[DATA FOR THE TASK Boundary: Start]

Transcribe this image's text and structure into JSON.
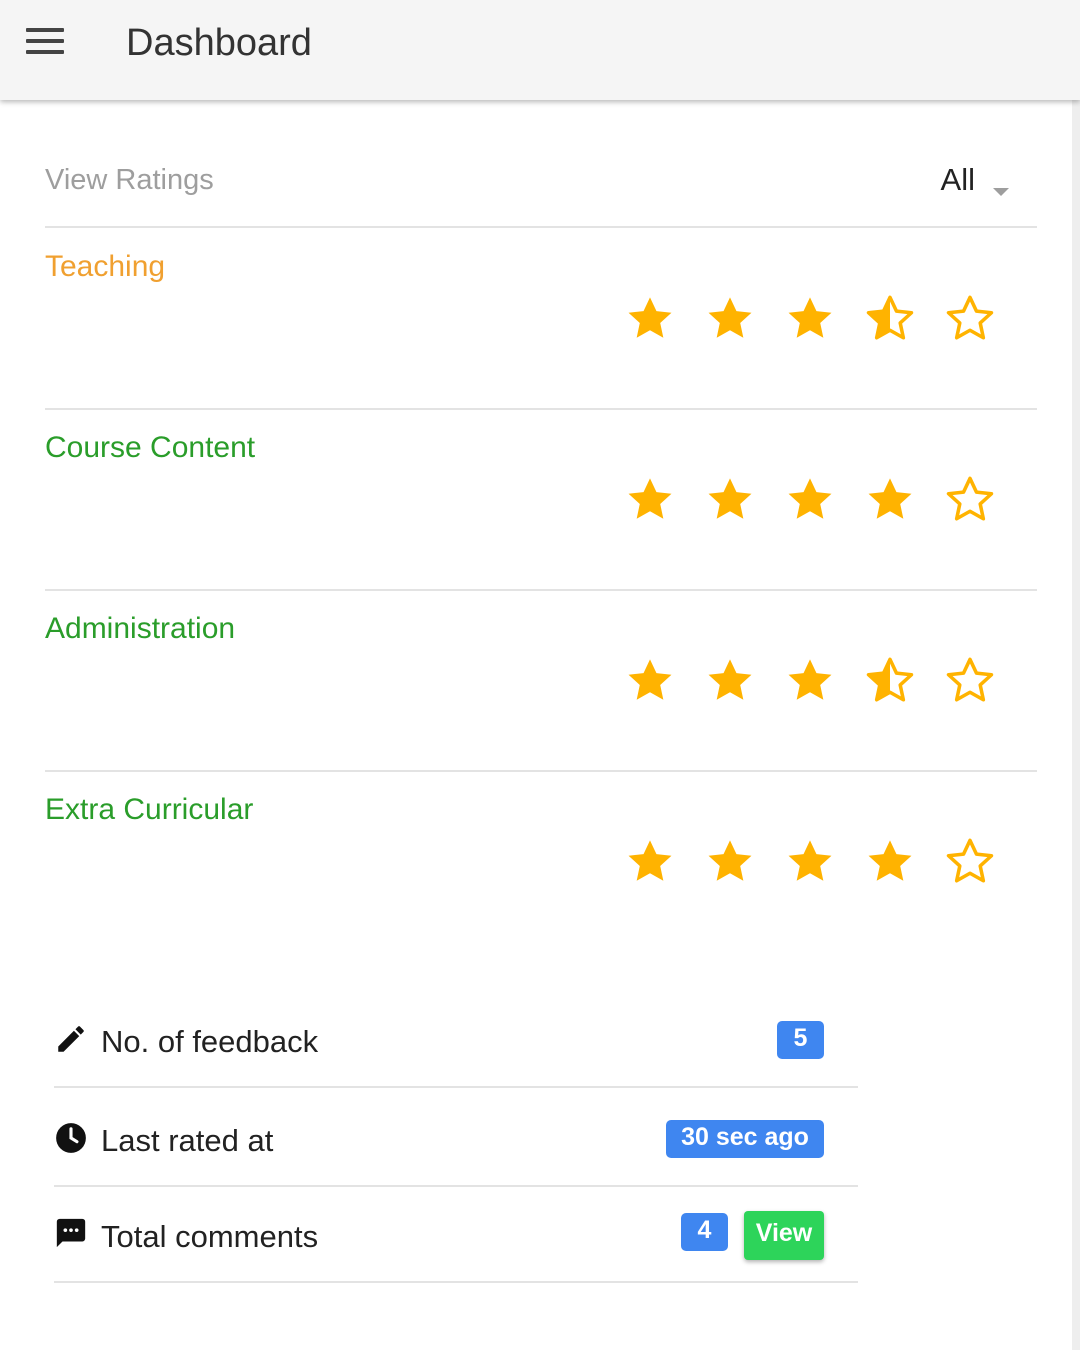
{
  "header": {
    "title": "Dashboard",
    "menu_icon": "hamburger-menu-icon"
  },
  "filter": {
    "label": "View Ratings",
    "selected": "All"
  },
  "ratings": [
    {
      "label": "Teaching",
      "color": "#f0a030",
      "rating": 3.5,
      "max": 5
    },
    {
      "label": "Course Content",
      "color": "#2a9d2a",
      "rating": 4,
      "max": 5
    },
    {
      "label": "Administration",
      "color": "#2a9d2a",
      "rating": 3.5,
      "max": 5
    },
    {
      "label": "Extra Curricular",
      "color": "#2a9d2a",
      "rating": 4,
      "max": 5
    }
  ],
  "star_color": "#ffb300",
  "stats": {
    "feedback": {
      "icon": "pencil-icon",
      "label": "No. of feedback",
      "value": "5"
    },
    "last_rated": {
      "icon": "clock-icon",
      "label": "Last rated at",
      "value": "30 sec ago"
    },
    "comments": {
      "icon": "comment-icon",
      "label": "Total comments",
      "value": "4",
      "action": "View"
    }
  },
  "colors": {
    "badge": "#3f86f0",
    "view_button": "#2dd45a"
  }
}
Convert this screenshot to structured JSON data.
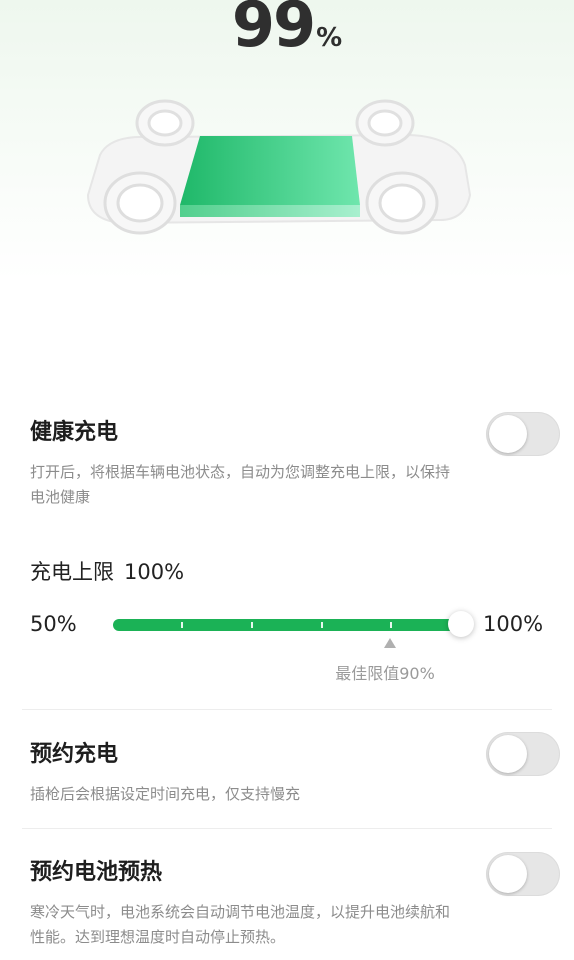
{
  "battery": {
    "value": "99",
    "unit": "%"
  },
  "health_charging": {
    "title": "健康充电",
    "description": "打开后，将根据车辆电池状态，自动为您调整充电上限，以保持电池健康",
    "enabled": false
  },
  "charge_limit": {
    "label": "充电上限",
    "value_text": "100%",
    "min_label": "50%",
    "max_label": "100%",
    "value": 100,
    "min": 50,
    "max": 100,
    "best_label": "最佳限值90%",
    "best_value": 90,
    "track_color": "#1bb256"
  },
  "scheduled_charging": {
    "title": "预约充电",
    "description": "插枪后会根据设定时间充电，仅支持慢充",
    "enabled": false
  },
  "battery_preheat": {
    "title": "预约电池预热",
    "description": "寒冷天气时，电池系统会自动调节电池温度，以提升电池续航和性能。达到理想温度时自动停止预热。",
    "enabled": false
  }
}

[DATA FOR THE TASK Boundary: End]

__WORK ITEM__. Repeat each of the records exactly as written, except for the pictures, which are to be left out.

__ANSWER SECTION__.
Transcribe this image's text and structure into JSON.
{
  "header": {
    "title": "Dashboard",
    "menu_icon": "hamburger-menu-icon"
  },
  "filter": {
    "label": "View Ratings",
    "selected": "All"
  },
  "ratings": [
    {
      "label": "Teaching",
      "color": "#f0a030",
      "rating": 3.5,
      "max": 5
    },
    {
      "label": "Course Content",
      "color": "#2a9d2a",
      "rating": 4,
      "max": 5
    },
    {
      "label": "Administration",
      "color": "#2a9d2a",
      "rating": 3.5,
      "max": 5
    },
    {
      "label": "Extra Curricular",
      "color": "#2a9d2a",
      "rating": 4,
      "max": 5
    }
  ],
  "star_color": "#ffb300",
  "stats": {
    "feedback": {
      "icon": "pencil-icon",
      "label": "No. of feedback",
      "value": "5"
    },
    "last_rated": {
      "icon": "clock-icon",
      "label": "Last rated at",
      "value": "30 sec ago"
    },
    "comments": {
      "icon": "comment-icon",
      "label": "Total comments",
      "value": "4",
      "action": "View"
    }
  },
  "colors": {
    "badge": "#3f86f0",
    "view_button": "#2dd45a"
  }
}
Convert this screenshot to structured JSON data.
{
  "battery": {
    "value": "99",
    "unit": "%"
  },
  "health_charging": {
    "title": "健康充电",
    "description": "打开后，将根据车辆电池状态，自动为您调整充电上限，以保持电池健康",
    "enabled": false
  },
  "charge_limit": {
    "label": "充电上限",
    "value_text": "100%",
    "min_label": "50%",
    "max_label": "100%",
    "value": 100,
    "min": 50,
    "max": 100,
    "best_label": "最佳限值90%",
    "best_value": 90,
    "track_color": "#1bb256"
  },
  "scheduled_charging": {
    "title": "预约充电",
    "description": "插枪后会根据设定时间充电，仅支持慢充",
    "enabled": false
  },
  "battery_preheat": {
    "title": "预约电池预热",
    "description": "寒冷天气时，电池系统会自动调节电池温度，以提升电池续航和性能。达到理想温度时自动停止预热。",
    "enabled": false
  }
}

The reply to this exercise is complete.